Due to difficulties with access, other breeds were not introduced to the remote island remote island of Eriskay, leaving a stock of pure bred ponies which. However, due to mechanisation their use declined and so did their poplation until there were only around 20 animals by the early 1970s.
It was at this time that a dedicated group of people comprising a local priest, doctor, vet, scientist and crofters, got together and decided to save the ponies. Through their hard work and the establishment of breeding groups throughout the British Isles, numbers have risen steadily and now there are over 400 Eriskays in the world.
The Eriskay Pony is classed as critical by the Rare Breeds Survival Trust. Although numbers have increased from the historic low, they have remained stable for some time and the population remains too low to ensure survival without constant work and vigilance.
Some years ago the Eriskay Pony Society contributed to research done by Texas A&M University and the University of Saskatchewan into the Genetic Diversity among Canadian, Mountain and Moorland and Nordic Pony Populations under the auspices of the Canadian Govt.
More recently the Society contributed to research funded by the the British Society of Animal Science and support by The University of Veterinary Medicine Vienna researching the ancestry of Northern European horse breeds through the male (Y chromosone) line.
These two research projects, done years apart, for different purposes and by different individuals came to startling similar conclusions which has provided new, scientific evidence to support some previously held beliefs about the Eriskay breed and to rebut others.

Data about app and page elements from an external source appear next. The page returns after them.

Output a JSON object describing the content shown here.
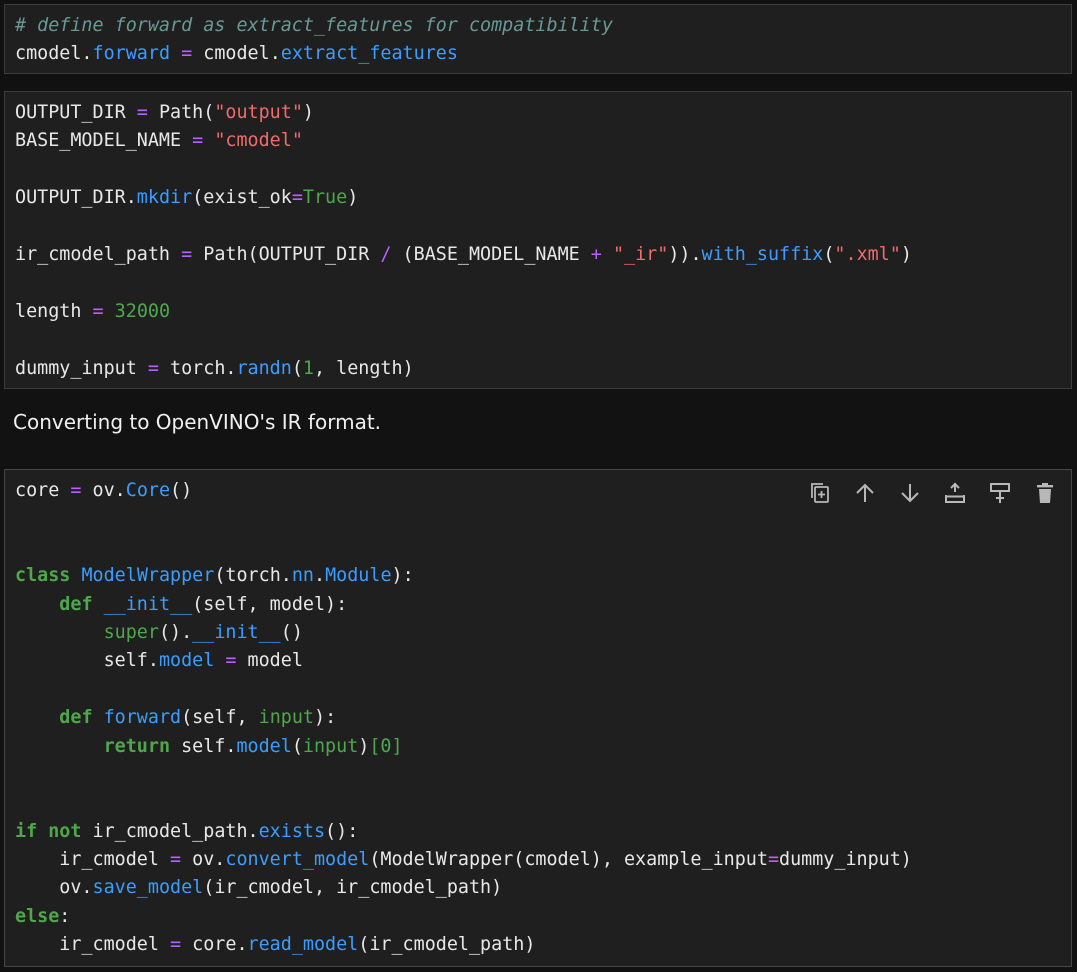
{
  "cells": [
    {
      "lines": [
        [
          [
            "cm",
            "# define forward as extract_features for compatibility"
          ]
        ],
        [
          [
            "",
            "cmodel."
          ],
          [
            "at",
            "forward"
          ],
          [
            "",
            " "
          ],
          [
            "op",
            "="
          ],
          [
            "",
            " cmodel."
          ],
          [
            "at",
            "extract_features"
          ]
        ]
      ]
    },
    {
      "lines": [
        [
          [
            "",
            "OUTPUT_DIR "
          ],
          [
            "op",
            "="
          ],
          [
            "",
            " Path("
          ],
          [
            "st",
            "\"output\""
          ],
          [
            "",
            ")"
          ]
        ],
        [
          [
            "",
            "BASE_MODEL_NAME "
          ],
          [
            "op",
            "="
          ],
          [
            "",
            " "
          ],
          [
            "st",
            "\"cmodel\""
          ]
        ],
        [],
        [
          [
            "",
            "OUTPUT_DIR."
          ],
          [
            "fn",
            "mkdir"
          ],
          [
            "",
            "(exist_ok"
          ],
          [
            "op",
            "="
          ],
          [
            "kw-plain",
            "True"
          ],
          [
            "",
            ")"
          ]
        ],
        [],
        [
          [
            "",
            "ir_cmodel_path "
          ],
          [
            "op",
            "="
          ],
          [
            "",
            " Path(OUTPUT_DIR "
          ],
          [
            "op",
            "/"
          ],
          [
            "",
            " (BASE_MODEL_NAME "
          ],
          [
            "op",
            "+"
          ],
          [
            "",
            " "
          ],
          [
            "st",
            "\"_ir\""
          ],
          [
            "",
            "))."
          ],
          [
            "fn",
            "with_suffix"
          ],
          [
            "",
            "("
          ],
          [
            "st",
            "\".xml\""
          ],
          [
            "",
            ")"
          ]
        ],
        [],
        [
          [
            "",
            "length "
          ],
          [
            "op",
            "="
          ],
          [
            "",
            " "
          ],
          [
            "nm",
            "32000"
          ]
        ],
        [],
        [
          [
            "",
            "dummy_input "
          ],
          [
            "op",
            "="
          ],
          [
            "",
            " torch."
          ],
          [
            "fn",
            "randn"
          ],
          [
            "",
            "("
          ],
          [
            "nm",
            "1"
          ],
          [
            "",
            ", length)"
          ]
        ]
      ]
    },
    {
      "lines": [
        [
          [
            "",
            "core "
          ],
          [
            "op",
            "="
          ],
          [
            "",
            " ov."
          ],
          [
            "fn",
            "Core"
          ],
          [
            "",
            "()"
          ]
        ],
        [],
        [],
        [
          [
            "kw",
            "class"
          ],
          [
            "",
            " "
          ],
          [
            "fn",
            "ModelWrapper"
          ],
          [
            "",
            "(torch."
          ],
          [
            "at",
            "nn"
          ],
          [
            "",
            "."
          ],
          [
            "at",
            "Module"
          ],
          [
            "",
            "):"
          ]
        ],
        [
          [
            "",
            "    "
          ],
          [
            "kw",
            "def"
          ],
          [
            "",
            " "
          ],
          [
            "fn",
            "__init__"
          ],
          [
            "",
            "(self, model):"
          ]
        ],
        [
          [
            "",
            "        "
          ],
          [
            "bi",
            "super"
          ],
          [
            "",
            "()."
          ],
          [
            "fn",
            "__init__"
          ],
          [
            "",
            "()"
          ]
        ],
        [
          [
            "",
            "        self."
          ],
          [
            "at",
            "model"
          ],
          [
            "",
            " "
          ],
          [
            "op",
            "="
          ],
          [
            "",
            " model"
          ]
        ],
        [],
        [
          [
            "",
            "    "
          ],
          [
            "kw",
            "def"
          ],
          [
            "",
            " "
          ],
          [
            "fn",
            "forward"
          ],
          [
            "",
            "(self, "
          ],
          [
            "bi",
            "input"
          ],
          [
            "",
            "):"
          ]
        ],
        [
          [
            "",
            "        "
          ],
          [
            "kw",
            "return"
          ],
          [
            "",
            " self."
          ],
          [
            "fn",
            "model"
          ],
          [
            "",
            "("
          ],
          [
            "bi",
            "input"
          ],
          [
            "",
            ")"
          ],
          [
            "sp",
            "[0]"
          ]
        ],
        [],
        [],
        [
          [
            "kw",
            "if"
          ],
          [
            "",
            " "
          ],
          [
            "kw",
            "not"
          ],
          [
            "",
            " ir_cmodel_path."
          ],
          [
            "fn",
            "exists"
          ],
          [
            "",
            "():"
          ]
        ],
        [
          [
            "",
            "    ir_cmodel "
          ],
          [
            "op",
            "="
          ],
          [
            "",
            " ov."
          ],
          [
            "fn",
            "convert_model"
          ],
          [
            "",
            "(ModelWrapper(cmodel), example_input"
          ],
          [
            "op",
            "="
          ],
          [
            "",
            "dummy_input)"
          ]
        ],
        [
          [
            "",
            "    ov."
          ],
          [
            "fn",
            "save_model"
          ],
          [
            "",
            "(ir_cmodel, ir_cmodel_path)"
          ]
        ],
        [
          [
            "kw",
            "else"
          ],
          [
            "",
            ":"
          ]
        ],
        [
          [
            "",
            "    ir_cmodel "
          ],
          [
            "op",
            "="
          ],
          [
            "",
            " core."
          ],
          [
            "fn",
            "read_model"
          ],
          [
            "",
            "(ir_cmodel_path)"
          ]
        ]
      ]
    }
  ],
  "markdown": {
    "text": "Converting to OpenVINO's IR format."
  },
  "toolbar": {
    "buttons": [
      {
        "name": "copy-cell",
        "icon": "copy-icon"
      },
      {
        "name": "move-up",
        "icon": "arrow-up-icon"
      },
      {
        "name": "move-down",
        "icon": "arrow-down-icon"
      },
      {
        "name": "insert-above",
        "icon": "insert-above-icon"
      },
      {
        "name": "insert-below",
        "icon": "insert-below-icon"
      },
      {
        "name": "delete-cell",
        "icon": "trash-icon"
      }
    ]
  }
}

In short they showed that the Eriskay Pony is not only one of the most genetically distinct breeds of Mountain and Moorland ponies, it is also one of the most ancient. This is believed to be due to its isolation, which also applies to other breeds for whom similar conclusions were reached such as the Shetland and the Icelandic.

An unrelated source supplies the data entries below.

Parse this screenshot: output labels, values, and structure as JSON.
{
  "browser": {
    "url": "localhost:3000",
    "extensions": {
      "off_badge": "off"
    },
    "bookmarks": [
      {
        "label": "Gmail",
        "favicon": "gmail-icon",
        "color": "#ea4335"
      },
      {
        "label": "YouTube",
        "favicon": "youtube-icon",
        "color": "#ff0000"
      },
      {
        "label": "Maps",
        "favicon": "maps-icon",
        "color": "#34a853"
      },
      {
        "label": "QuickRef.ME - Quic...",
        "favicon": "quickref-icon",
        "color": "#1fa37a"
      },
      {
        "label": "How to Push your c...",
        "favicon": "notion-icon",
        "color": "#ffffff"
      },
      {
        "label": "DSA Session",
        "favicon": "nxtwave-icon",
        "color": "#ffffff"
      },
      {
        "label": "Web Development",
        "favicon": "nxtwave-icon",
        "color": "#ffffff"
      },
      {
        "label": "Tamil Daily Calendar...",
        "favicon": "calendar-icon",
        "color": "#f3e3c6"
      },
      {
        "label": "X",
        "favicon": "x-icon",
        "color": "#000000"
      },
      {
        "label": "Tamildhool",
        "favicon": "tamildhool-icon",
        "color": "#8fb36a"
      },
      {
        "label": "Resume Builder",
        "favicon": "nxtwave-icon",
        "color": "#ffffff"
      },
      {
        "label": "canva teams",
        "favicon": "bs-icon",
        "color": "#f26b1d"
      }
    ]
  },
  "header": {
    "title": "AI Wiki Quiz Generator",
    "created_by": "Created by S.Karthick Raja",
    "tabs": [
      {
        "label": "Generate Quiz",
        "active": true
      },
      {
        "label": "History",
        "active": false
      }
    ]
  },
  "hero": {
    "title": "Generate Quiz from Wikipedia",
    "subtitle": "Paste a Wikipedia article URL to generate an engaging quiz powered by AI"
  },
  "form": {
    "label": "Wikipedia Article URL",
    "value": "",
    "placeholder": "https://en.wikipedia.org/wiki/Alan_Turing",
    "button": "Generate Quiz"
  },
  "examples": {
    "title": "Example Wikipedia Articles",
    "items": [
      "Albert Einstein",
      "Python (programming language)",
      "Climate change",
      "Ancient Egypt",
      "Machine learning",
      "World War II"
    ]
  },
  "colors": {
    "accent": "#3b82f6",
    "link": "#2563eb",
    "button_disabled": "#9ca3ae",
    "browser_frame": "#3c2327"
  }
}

One of the key facts demonstrated is the Eriskays relationship with the Highland Pony, or rather the lack of any relationship. There have been a variety of opinions on this matter. There are claims that the Highland is descended from the Eriskay and vice versa. It turns out both are incorrect. Despte there geographical proximity, it turns out the Eriskay and the Highland are surprisingly genetically distinct.